**How to complete this task:** In the answer, each entry below appears exactly as given, and no picture appears at all.
=== Provided data ===
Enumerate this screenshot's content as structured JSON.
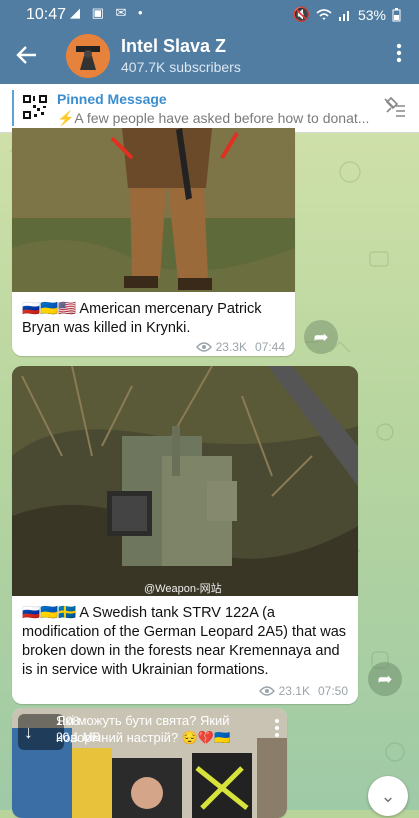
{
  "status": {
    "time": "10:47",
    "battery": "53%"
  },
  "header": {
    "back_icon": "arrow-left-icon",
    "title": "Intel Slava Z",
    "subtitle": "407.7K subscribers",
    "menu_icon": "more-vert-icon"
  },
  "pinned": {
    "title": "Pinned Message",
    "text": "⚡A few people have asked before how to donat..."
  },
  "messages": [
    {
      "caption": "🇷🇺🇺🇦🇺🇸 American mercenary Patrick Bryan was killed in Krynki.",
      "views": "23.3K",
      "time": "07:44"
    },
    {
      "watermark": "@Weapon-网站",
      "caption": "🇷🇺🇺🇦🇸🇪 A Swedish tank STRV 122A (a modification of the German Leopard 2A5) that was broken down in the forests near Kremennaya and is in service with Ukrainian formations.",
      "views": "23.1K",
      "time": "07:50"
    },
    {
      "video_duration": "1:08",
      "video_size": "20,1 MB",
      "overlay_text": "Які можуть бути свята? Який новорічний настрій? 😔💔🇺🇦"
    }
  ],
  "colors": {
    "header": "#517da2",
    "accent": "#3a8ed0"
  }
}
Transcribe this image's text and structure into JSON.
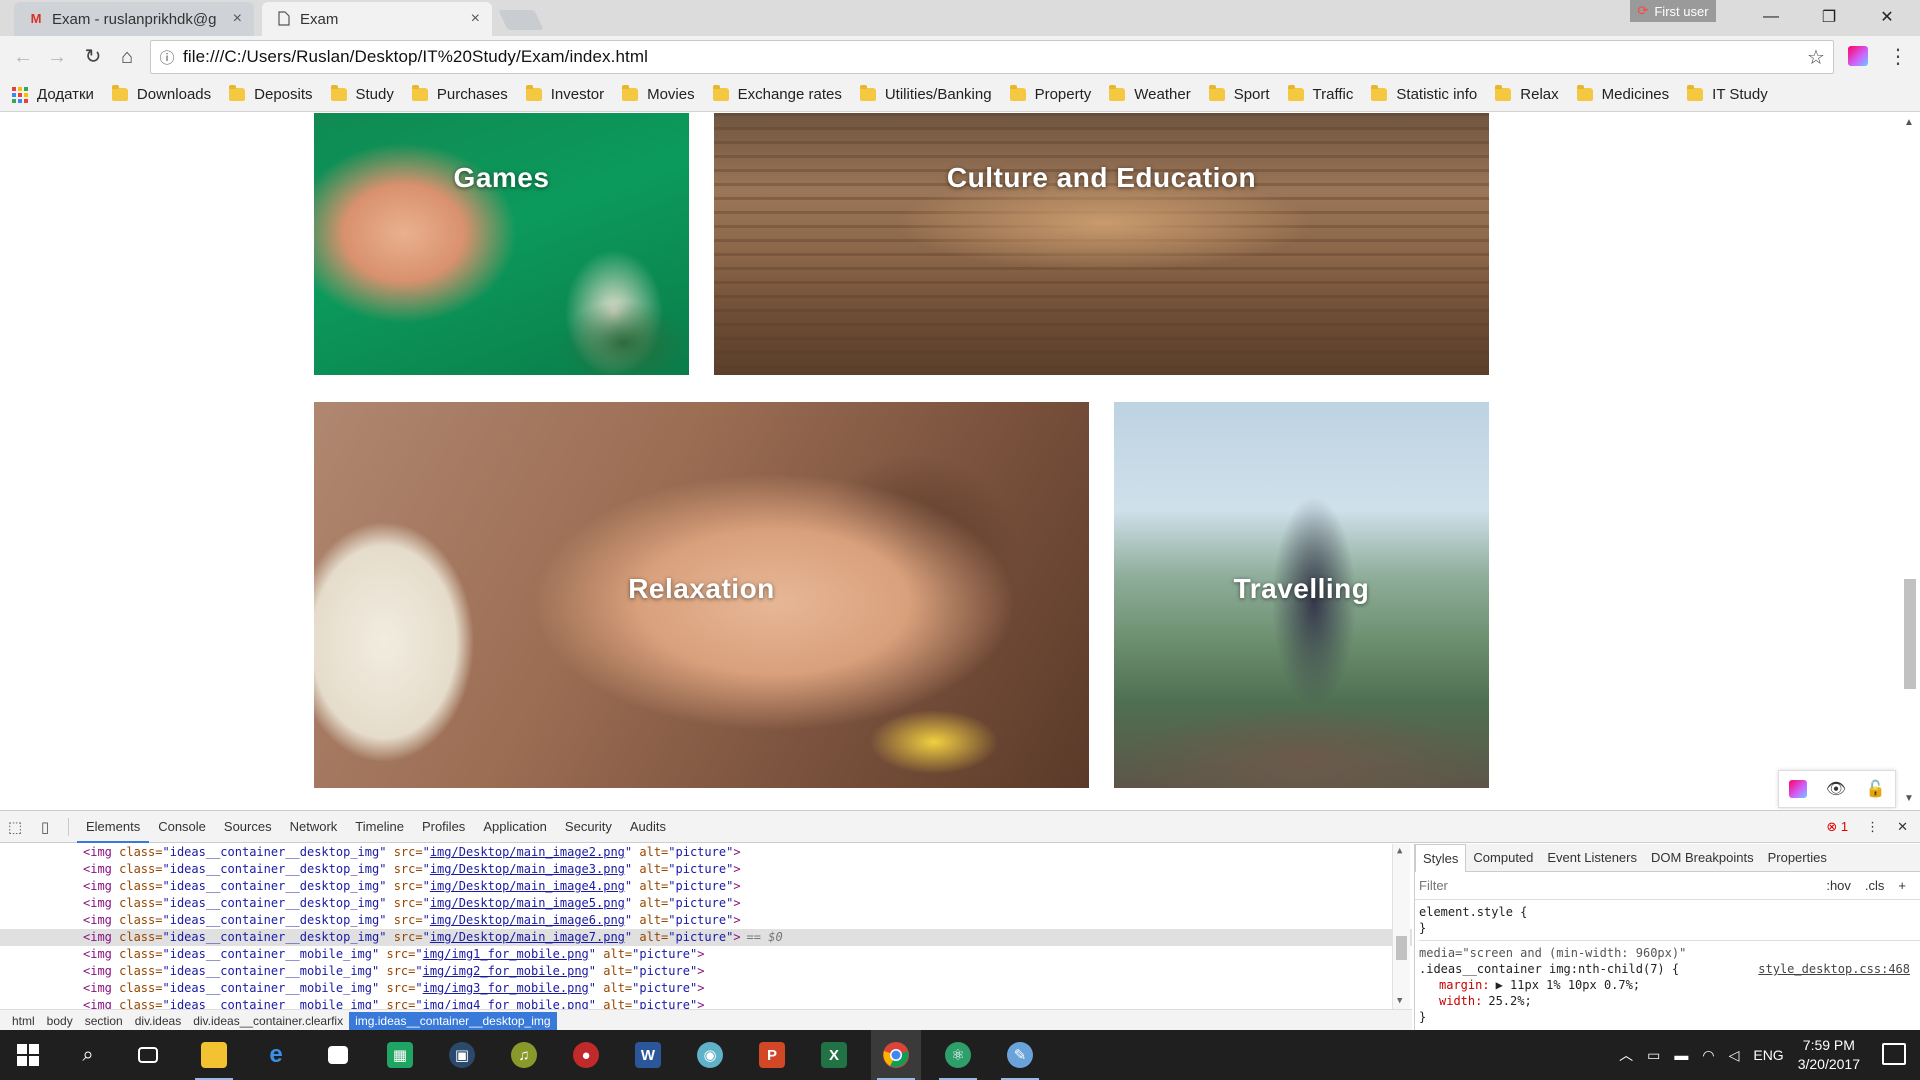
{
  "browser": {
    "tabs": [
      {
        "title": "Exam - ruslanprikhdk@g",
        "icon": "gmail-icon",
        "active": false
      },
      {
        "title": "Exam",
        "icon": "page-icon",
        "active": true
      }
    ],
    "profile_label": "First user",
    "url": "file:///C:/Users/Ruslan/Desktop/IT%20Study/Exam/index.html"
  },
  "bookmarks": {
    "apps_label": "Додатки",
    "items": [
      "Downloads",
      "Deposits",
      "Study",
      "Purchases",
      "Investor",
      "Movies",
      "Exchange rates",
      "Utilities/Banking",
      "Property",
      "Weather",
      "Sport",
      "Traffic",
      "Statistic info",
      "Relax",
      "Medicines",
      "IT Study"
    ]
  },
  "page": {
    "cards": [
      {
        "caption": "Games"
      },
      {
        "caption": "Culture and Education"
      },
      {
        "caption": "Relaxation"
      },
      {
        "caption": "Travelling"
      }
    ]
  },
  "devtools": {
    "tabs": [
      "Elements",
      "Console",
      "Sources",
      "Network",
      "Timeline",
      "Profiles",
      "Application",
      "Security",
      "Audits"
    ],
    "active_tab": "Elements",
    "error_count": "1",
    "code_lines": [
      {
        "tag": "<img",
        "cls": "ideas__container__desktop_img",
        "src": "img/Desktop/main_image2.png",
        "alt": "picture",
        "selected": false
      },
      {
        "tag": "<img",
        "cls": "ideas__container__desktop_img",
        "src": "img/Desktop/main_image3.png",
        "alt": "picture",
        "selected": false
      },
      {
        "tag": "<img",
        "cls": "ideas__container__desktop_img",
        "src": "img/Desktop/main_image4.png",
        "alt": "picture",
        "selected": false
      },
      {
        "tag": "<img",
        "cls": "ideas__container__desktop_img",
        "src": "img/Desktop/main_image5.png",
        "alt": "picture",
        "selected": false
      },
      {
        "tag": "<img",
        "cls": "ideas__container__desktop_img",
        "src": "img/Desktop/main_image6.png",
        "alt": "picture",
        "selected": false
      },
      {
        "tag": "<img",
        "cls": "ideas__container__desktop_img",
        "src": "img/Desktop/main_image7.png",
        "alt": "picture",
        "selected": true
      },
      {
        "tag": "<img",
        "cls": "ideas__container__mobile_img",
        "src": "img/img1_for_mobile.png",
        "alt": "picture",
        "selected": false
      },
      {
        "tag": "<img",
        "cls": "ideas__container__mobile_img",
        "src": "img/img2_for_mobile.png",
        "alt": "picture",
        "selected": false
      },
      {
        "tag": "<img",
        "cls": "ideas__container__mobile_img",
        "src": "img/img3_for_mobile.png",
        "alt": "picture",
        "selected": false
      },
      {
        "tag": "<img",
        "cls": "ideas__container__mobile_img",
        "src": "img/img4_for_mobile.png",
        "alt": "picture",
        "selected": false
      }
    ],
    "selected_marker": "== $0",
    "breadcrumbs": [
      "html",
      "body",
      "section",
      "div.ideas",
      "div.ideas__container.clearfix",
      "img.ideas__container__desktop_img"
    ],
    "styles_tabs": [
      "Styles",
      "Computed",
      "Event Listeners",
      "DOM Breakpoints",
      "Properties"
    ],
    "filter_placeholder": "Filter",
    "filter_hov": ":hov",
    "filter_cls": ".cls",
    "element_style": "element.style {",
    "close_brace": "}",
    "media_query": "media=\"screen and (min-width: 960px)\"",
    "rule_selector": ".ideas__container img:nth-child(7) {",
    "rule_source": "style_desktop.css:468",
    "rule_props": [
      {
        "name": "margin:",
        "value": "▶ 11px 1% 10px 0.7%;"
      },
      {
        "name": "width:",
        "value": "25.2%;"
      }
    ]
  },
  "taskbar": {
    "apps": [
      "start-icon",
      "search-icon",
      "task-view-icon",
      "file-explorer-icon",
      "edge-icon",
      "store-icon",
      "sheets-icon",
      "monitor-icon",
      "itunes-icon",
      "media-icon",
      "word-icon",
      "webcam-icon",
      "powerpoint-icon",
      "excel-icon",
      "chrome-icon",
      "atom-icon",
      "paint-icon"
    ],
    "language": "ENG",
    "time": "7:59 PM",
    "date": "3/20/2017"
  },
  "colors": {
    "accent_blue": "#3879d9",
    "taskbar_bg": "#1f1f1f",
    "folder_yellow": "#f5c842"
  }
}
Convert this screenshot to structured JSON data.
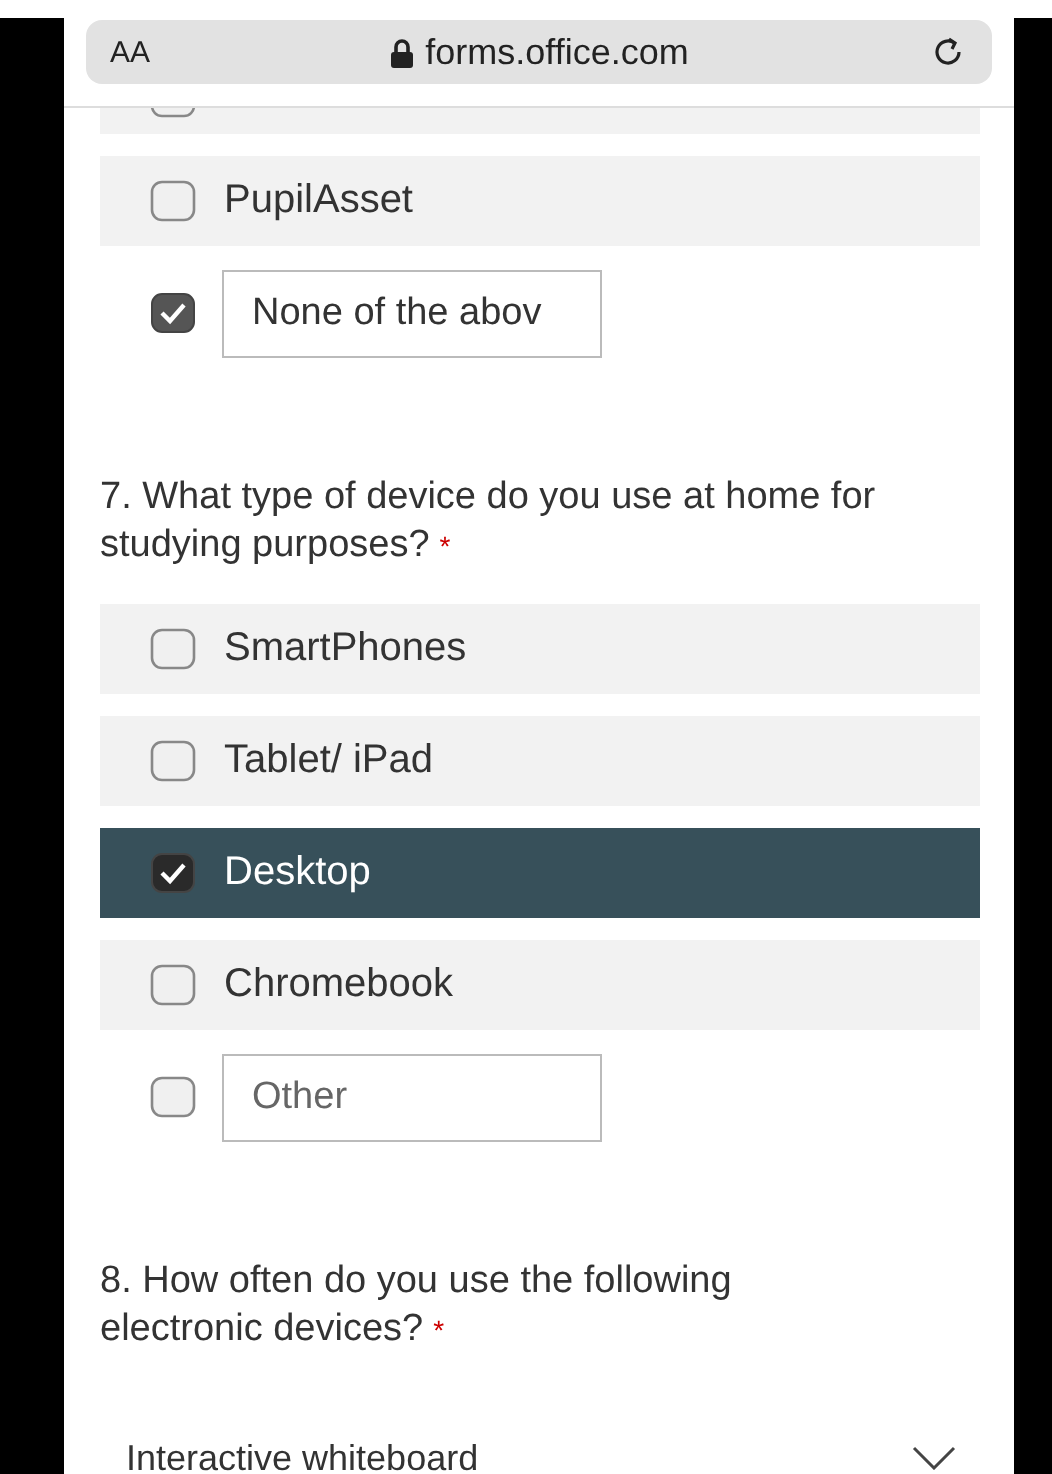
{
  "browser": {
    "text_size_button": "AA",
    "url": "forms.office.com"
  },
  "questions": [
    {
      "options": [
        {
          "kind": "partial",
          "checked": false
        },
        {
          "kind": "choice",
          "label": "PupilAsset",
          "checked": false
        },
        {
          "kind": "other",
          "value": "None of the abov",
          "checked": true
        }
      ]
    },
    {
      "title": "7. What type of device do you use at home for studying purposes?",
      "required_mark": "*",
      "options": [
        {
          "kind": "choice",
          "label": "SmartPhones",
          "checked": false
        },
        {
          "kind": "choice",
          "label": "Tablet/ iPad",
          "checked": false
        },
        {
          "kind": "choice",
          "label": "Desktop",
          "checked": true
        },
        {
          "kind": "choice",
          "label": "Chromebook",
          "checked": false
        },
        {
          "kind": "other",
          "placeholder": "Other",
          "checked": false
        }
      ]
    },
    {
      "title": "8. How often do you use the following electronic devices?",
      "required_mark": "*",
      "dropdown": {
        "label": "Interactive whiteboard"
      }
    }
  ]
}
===
**Answer box:**
Enumerate this screenshot's content as structured JSON.
{
  "status": {
    "time": "10:47",
    "battery": "53%"
  },
  "header": {
    "back_icon": "arrow-left-icon",
    "title": "Intel Slava Z",
    "subtitle": "407.7K subscribers",
    "menu_icon": "more-vert-icon"
  },
  "pinned": {
    "title": "Pinned Message",
    "text": "⚡A few people have asked before how to donat..."
  },
  "messages": [
    {
      "caption": "🇷🇺🇺🇦🇺🇸 American mercenary Patrick Bryan was killed in Krynki.",
      "views": "23.3K",
      "time": "07:44"
    },
    {
      "watermark": "@Weapon-网站",
      "caption": "🇷🇺🇺🇦🇸🇪 A Swedish tank STRV 122A (a modification of the German Leopard 2A5) that was broken down in the forests near Kremennaya and is in service with Ukrainian formations.",
      "views": "23.1K",
      "time": "07:50"
    },
    {
      "video_duration": "1:08",
      "video_size": "20,1 MB",
      "overlay_text": "Які можуть бути свята? Який новорічний настрій? 😔💔🇺🇦"
    }
  ],
  "colors": {
    "header": "#517da2",
    "accent": "#3a8ed0"
  }
}
Transcribe this image's text and structure into JSON.
{
  "browser": {
    "tabs": [
      {
        "title": "Exam - ruslanprikhdk@g",
        "icon": "gmail-icon",
        "active": false
      },
      {
        "title": "Exam",
        "icon": "page-icon",
        "active": true
      }
    ],
    "profile_label": "First user",
    "url": "file:///C:/Users/Ruslan/Desktop/IT%20Study/Exam/index.html"
  },
  "bookmarks": {
    "apps_label": "Додатки",
    "items": [
      "Downloads",
      "Deposits",
      "Study",
      "Purchases",
      "Investor",
      "Movies",
      "Exchange rates",
      "Utilities/Banking",
      "Property",
      "Weather",
      "Sport",
      "Traffic",
      "Statistic info",
      "Relax",
      "Medicines",
      "IT Study"
    ]
  },
  "page": {
    "cards": [
      {
        "caption": "Games"
      },
      {
        "caption": "Culture and Education"
      },
      {
        "caption": "Relaxation"
      },
      {
        "caption": "Travelling"
      }
    ]
  },
  "devtools": {
    "tabs": [
      "Elements",
      "Console",
      "Sources",
      "Network",
      "Timeline",
      "Profiles",
      "Application",
      "Security",
      "Audits"
    ],
    "active_tab": "Elements",
    "error_count": "1",
    "code_lines": [
      {
        "tag": "<img",
        "cls": "ideas__container__desktop_img",
        "src": "img/Desktop/main_image2.png",
        "alt": "picture",
        "selected": false
      },
      {
        "tag": "<img",
        "cls": "ideas__container__desktop_img",
        "src": "img/Desktop/main_image3.png",
        "alt": "picture",
        "selected": false
      },
      {
        "tag": "<img",
        "cls": "ideas__container__desktop_img",
        "src": "img/Desktop/main_image4.png",
        "alt": "picture",
        "selected": false
      },
      {
        "tag": "<img",
        "cls": "ideas__container__desktop_img",
        "src": "img/Desktop/main_image5.png",
        "alt": "picture",
        "selected": false
      },
      {
        "tag": "<img",
        "cls": "ideas__container__desktop_img",
        "src": "img/Desktop/main_image6.png",
        "alt": "picture",
        "selected": false
      },
      {
        "tag": "<img",
        "cls": "ideas__container__desktop_img",
        "src": "img/Desktop/main_image7.png",
        "alt": "picture",
        "selected": true
      },
      {
        "tag": "<img",
        "cls": "ideas__container__mobile_img",
        "src": "img/img1_for_mobile.png",
        "alt": "picture",
        "selected": false
      },
      {
        "tag": "<img",
        "cls": "ideas__container__mobile_img",
        "src": "img/img2_for_mobile.png",
        "alt": "picture",
        "selected": false
      },
      {
        "tag": "<img",
        "cls": "ideas__container__mobile_img",
        "src": "img/img3_for_mobile.png",
        "alt": "picture",
        "selected": false
      },
      {
        "tag": "<img",
        "cls": "ideas__container__mobile_img",
        "src": "img/img4_for_mobile.png",
        "alt": "picture",
        "selected": false
      }
    ],
    "selected_marker": "== $0",
    "breadcrumbs": [
      "html",
      "body",
      "section",
      "div.ideas",
      "div.ideas__container.clearfix",
      "img.ideas__container__desktop_img"
    ],
    "styles_tabs": [
      "Styles",
      "Computed",
      "Event Listeners",
      "DOM Breakpoints",
      "Properties"
    ],
    "filter_placeholder": "Filter",
    "filter_hov": ":hov",
    "filter_cls": ".cls",
    "element_style": "element.style {",
    "close_brace": "}",
    "media_query": "media=\"screen and (min-width: 960px)\"",
    "rule_selector": ".ideas__container img:nth-child(7) {",
    "rule_source": "style_desktop.css:468",
    "rule_props": [
      {
        "name": "margin:",
        "value": "▶ 11px 1% 10px 0.7%;"
      },
      {
        "name": "width:",
        "value": "25.2%;"
      }
    ]
  },
  "taskbar": {
    "apps": [
      "start-icon",
      "search-icon",
      "task-view-icon",
      "file-explorer-icon",
      "edge-icon",
      "store-icon",
      "sheets-icon",
      "monitor-icon",
      "itunes-icon",
      "media-icon",
      "word-icon",
      "webcam-icon",
      "powerpoint-icon",
      "excel-icon",
      "chrome-icon",
      "atom-icon",
      "paint-icon"
    ],
    "language": "ENG",
    "time": "7:59 PM",
    "date": "3/20/2017"
  },
  "colors": {
    "accent_blue": "#3879d9",
    "taskbar_bg": "#1f1f1f",
    "folder_yellow": "#f5c842"
  }
}
Convert this screenshot to structured JSON data.
{
  "browser": {
    "text_size_button": "AA",
    "url": "forms.office.com"
  },
  "questions": [
    {
      "options": [
        {
          "kind": "partial",
          "checked": false
        },
        {
          "kind": "choice",
          "label": "PupilAsset",
          "checked": false
        },
        {
          "kind": "other",
          "value": "None of the abov",
          "checked": true
        }
      ]
    },
    {
      "title": "7. What type of device do you use at home for studying purposes?",
      "required_mark": "*",
      "options": [
        {
          "kind": "choice",
          "label": "SmartPhones",
          "checked": false
        },
        {
          "kind": "choice",
          "label": "Tablet/ iPad",
          "checked": false
        },
        {
          "kind": "choice",
          "label": "Desktop",
          "checked": true
        },
        {
          "kind": "choice",
          "label": "Chromebook",
          "checked": false
        },
        {
          "kind": "other",
          "placeholder": "Other",
          "checked": false
        }
      ]
    },
    {
      "title": "8. How often do you use the following electronic devices?",
      "required_mark": "*",
      "dropdown": {
        "label": "Interactive whiteboard"
      }
    }
  ]
}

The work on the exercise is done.